## What needs to be done
Scan the records for the word "kind". Copy each line that includes it.

[Start of Attachment]

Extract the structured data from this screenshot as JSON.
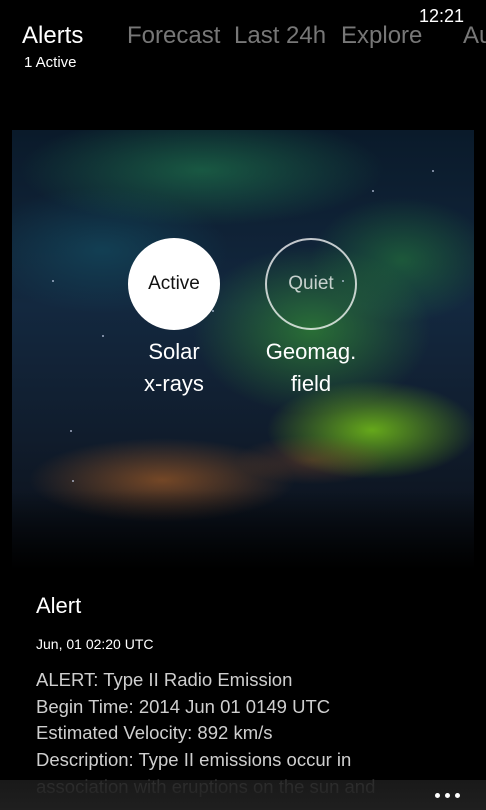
{
  "status_bar": {
    "time": "12:21"
  },
  "pivot": {
    "tabs": [
      {
        "label": "Alerts",
        "active": true
      },
      {
        "label": "Forecast",
        "active": false
      },
      {
        "label": "Last 24h",
        "active": false
      },
      {
        "label": "Explore",
        "active": false
      },
      {
        "label": "Au",
        "active": false
      }
    ],
    "subtitle": "1 Active"
  },
  "indicators": [
    {
      "state": "Active",
      "label_line1": "Solar",
      "label_line2": "x-rays"
    },
    {
      "state": "Quiet",
      "label_line1": "Geomag.",
      "label_line2": "field"
    }
  ],
  "alert": {
    "title": "Alert",
    "date": "Jun, 01 02:20 UTC",
    "lines": [
      "ALERT: Type II Radio Emission",
      "Begin Time: 2014 Jun 01 0149 UTC",
      "Estimated Velocity: 892 km/s",
      "Description: Type II emissions occur in",
      "association with eruptions on the sun and"
    ]
  },
  "app_bar": {
    "more_icon": "ellipsis-icon"
  },
  "colors": {
    "background": "#000000",
    "active_text": "#ffffff",
    "inactive_tab": "#777777",
    "body_text": "#cfcfcf",
    "app_bar": "#1f1f1f"
  }
}
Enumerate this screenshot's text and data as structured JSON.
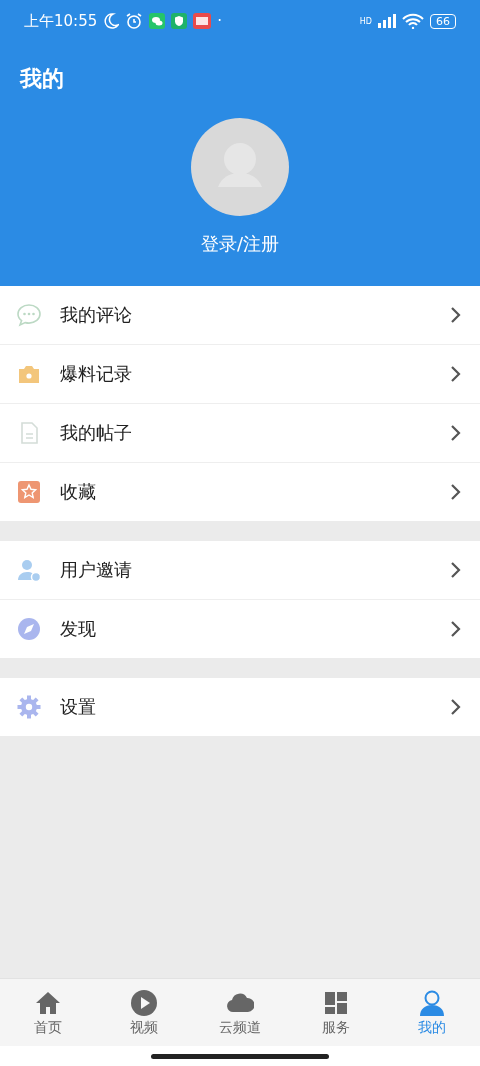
{
  "status_bar": {
    "time": "上午10:55",
    "dot": "·",
    "network": "HD",
    "battery": "66"
  },
  "header": {
    "title": "我的",
    "login": "登录/注册"
  },
  "menu_groups": [
    {
      "items": [
        {
          "label": "我的评论",
          "kind": "comment"
        },
        {
          "label": "爆料记录",
          "kind": "camera"
        },
        {
          "label": "我的帖子",
          "kind": "document"
        },
        {
          "label": "收藏",
          "kind": "star"
        }
      ]
    },
    {
      "items": [
        {
          "label": "用户邀请",
          "kind": "invite"
        },
        {
          "label": "发现",
          "kind": "compass"
        }
      ]
    },
    {
      "items": [
        {
          "label": "设置",
          "kind": "gear"
        }
      ]
    }
  ],
  "tab_bar": [
    {
      "label": "首页",
      "kind": "home",
      "selected": false
    },
    {
      "label": "视频",
      "kind": "play",
      "selected": false
    },
    {
      "label": "云频道",
      "kind": "cloud",
      "selected": false
    },
    {
      "label": "服务",
      "kind": "grid",
      "selected": false
    },
    {
      "label": "我的",
      "kind": "person",
      "selected": true
    }
  ]
}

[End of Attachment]

## Response area
          "kind": "comment"
          "kind": "camera"
          "kind": "document"
          "kind": "star"
          "kind": "invite"
          "kind": "compass"
          "kind": "gear"
      "kind": "home",
      "kind": "play",
      "kind": "cloud",
      "kind": "grid",
      "kind": "person",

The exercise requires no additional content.